January 2, 1942
No matter how often the newspaper and radio remind me otherwise, I feel like Dorothy in "The Wizard of Oz." Events seem to have snatched up my little bungalow, whirled it through space and dropped it in a strange country where nothing makes any sense. Even the newsreels show fleets of airplanes surging menacingly through the sky like the Wicked Witch's flying monkeys. At least Stormy the kitten makes a worthy Toto.
But Tojo, Hitler and Mussolini are horrifyingly real, committing atrocities everywhere in the world beyond the most fevered dream of any cartoon villian.

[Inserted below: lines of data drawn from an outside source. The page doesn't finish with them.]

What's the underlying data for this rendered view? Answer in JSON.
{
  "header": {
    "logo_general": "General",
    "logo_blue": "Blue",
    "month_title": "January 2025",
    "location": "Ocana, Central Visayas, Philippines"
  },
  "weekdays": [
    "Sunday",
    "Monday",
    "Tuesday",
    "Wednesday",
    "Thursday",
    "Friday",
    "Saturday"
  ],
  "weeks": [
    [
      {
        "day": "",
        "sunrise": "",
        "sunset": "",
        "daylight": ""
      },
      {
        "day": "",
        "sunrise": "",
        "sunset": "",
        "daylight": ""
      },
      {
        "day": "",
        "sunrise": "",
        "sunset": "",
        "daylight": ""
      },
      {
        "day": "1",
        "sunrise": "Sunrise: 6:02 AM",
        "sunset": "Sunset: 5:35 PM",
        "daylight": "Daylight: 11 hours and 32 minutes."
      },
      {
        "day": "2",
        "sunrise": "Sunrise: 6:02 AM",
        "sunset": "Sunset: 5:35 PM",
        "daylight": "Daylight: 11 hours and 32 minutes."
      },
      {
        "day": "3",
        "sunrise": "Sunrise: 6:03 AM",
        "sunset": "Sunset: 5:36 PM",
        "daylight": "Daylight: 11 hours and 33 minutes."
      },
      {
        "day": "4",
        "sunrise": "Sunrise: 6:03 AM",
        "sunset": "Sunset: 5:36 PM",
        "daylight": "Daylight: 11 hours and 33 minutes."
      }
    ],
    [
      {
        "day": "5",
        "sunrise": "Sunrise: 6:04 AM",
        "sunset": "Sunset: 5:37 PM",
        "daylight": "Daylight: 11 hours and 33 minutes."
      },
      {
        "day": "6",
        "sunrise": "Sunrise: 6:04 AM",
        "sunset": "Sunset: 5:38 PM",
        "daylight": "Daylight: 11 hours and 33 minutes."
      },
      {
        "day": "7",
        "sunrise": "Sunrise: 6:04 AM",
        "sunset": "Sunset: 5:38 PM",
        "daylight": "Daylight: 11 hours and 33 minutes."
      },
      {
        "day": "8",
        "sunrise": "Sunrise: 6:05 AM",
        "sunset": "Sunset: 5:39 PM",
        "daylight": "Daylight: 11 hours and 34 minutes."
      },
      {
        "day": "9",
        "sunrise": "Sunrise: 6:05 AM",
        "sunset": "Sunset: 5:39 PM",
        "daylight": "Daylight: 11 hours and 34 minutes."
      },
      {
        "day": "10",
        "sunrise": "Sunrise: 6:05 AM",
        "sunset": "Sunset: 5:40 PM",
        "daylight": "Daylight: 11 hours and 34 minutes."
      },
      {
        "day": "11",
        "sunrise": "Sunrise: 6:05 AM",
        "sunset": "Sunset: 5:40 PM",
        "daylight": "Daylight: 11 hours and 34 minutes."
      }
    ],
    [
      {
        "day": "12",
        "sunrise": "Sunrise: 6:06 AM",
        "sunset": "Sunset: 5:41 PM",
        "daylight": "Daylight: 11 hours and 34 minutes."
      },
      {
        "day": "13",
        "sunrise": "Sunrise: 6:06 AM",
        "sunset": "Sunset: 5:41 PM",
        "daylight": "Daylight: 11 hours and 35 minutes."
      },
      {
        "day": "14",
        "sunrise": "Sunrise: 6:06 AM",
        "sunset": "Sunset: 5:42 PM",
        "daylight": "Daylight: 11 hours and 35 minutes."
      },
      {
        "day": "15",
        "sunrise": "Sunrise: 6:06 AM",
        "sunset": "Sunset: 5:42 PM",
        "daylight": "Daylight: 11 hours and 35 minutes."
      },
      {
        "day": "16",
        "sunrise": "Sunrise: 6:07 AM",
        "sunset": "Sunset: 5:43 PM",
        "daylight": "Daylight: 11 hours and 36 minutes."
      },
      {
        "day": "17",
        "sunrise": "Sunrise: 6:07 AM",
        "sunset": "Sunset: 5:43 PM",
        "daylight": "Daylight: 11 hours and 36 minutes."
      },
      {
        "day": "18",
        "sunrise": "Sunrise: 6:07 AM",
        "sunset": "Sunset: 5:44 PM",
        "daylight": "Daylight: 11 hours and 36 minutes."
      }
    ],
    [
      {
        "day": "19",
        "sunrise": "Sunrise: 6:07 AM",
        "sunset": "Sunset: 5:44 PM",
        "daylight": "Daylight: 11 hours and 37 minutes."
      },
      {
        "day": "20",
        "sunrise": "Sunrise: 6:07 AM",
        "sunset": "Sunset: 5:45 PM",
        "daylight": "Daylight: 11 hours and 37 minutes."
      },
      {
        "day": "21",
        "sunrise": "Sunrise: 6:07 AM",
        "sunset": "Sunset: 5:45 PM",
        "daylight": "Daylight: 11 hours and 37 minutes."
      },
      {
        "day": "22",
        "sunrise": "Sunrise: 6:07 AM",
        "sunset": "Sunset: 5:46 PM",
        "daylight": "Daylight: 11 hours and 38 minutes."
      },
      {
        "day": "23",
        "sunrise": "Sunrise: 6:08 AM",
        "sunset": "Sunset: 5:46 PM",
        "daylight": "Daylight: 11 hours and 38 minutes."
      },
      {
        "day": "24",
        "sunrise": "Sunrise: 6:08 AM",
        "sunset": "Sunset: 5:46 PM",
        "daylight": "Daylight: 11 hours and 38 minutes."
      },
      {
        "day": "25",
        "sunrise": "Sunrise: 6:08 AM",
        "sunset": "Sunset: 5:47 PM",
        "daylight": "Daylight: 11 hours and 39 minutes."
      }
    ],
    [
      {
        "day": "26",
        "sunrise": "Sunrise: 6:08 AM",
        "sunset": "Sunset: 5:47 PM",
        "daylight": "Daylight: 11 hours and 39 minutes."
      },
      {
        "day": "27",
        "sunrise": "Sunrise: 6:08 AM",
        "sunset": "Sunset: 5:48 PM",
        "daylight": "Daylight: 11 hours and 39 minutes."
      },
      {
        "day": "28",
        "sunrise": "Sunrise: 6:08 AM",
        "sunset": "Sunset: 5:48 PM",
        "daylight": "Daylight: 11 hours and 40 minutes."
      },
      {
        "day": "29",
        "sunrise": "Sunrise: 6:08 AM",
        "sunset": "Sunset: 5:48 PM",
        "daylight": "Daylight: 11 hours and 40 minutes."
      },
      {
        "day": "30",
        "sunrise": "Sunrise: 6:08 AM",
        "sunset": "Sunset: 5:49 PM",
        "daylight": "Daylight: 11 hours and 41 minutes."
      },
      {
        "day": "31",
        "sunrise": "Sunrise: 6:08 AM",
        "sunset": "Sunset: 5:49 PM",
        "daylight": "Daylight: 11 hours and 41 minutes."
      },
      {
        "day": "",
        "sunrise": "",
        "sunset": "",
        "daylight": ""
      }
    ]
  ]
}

On a frigid, clear New Year's Day I went for a walk along the Alki Beach promenade near my home. I was bundled into so many layers of wool sweaters, stockings, overcoat and scarves that I fear I must have looked like the Michelin Tire and Rubber logo I used to see at filling stations. But it was good to get outside for some air, however cold and salty.
On my walk I noticed a series of freshly-applied posters on the telephone poles. They appear to be a sort of "Field Guide to Our Allies," like a birdwatcher's book. I'm most impressed with the "Wide-Hatted Smiling Australian," though I expect sightings of that creature will be rare in Seattle.
Nearer at hand are my friends. We're looking to each other now that the men are gone. Socialite Jane Sullivan's warming up to us "commoners." I suspect her old-guard club pals are giving her the cold shoulder due to whatever mysterious Hollywood event sent her slinking back here after her attempt at film stardom. It's a pity; she needs all help she can get now that her baby brother's dead, her mother's withdrawn, and even their Japanese gardener/handyman has disappeared back to his family in Japantown.
Susan Johnson mentioned something at my New Year's party about going to work for Boeing in the B-17 factory, but I haven't had time to ask her more about it. Jane's mother Ina knew Bill Boeing himself a decade or so ago when he was still closely involved with the company. She says he was a millionaire timber baron who founded the company more or less on a lark twenty-five years ago because he took a fancy to airplanes. Jane told me her mother remembers women working in the Boeing factory from the earliest days; Bill needed seamstresses to sew fabric onto biplane wings. But of course a modern factory is a completely different place. I have heard that the company is desperate for workers because the men, including Betty Wilkins' husband, are joining up. But I can't for the life of me picture quiet little Susan out on that giant factory floor with all those clanging machines!
Speaking of Betty, I'm worried about her. I was jealous at first when she got a letter from Joe, as I haven't heard from Bob yet. But Joe's news was alarming. He hears that when he's done with basic training at Fort Lewis he'll be sent to the Alaska Territory of all places! He's upset to be so far from the action, and Betty hates to think of him in such a godforsaken place. Rumor is that the military is going to build a highway between northern British Columbia and Alaska because of concerns about a possible Japanese invasion of the West Coast. There have been reports of sightings of Japanese ships in the Aleutian Islands, so that is one rumor that seems disturbingly possible. I told Betty that if Joe building that road stops the Japanese from invading our country, he'll have done as great a service with a bulldozer as any man with a rifle. I'm not sure Betty sees it that way, though.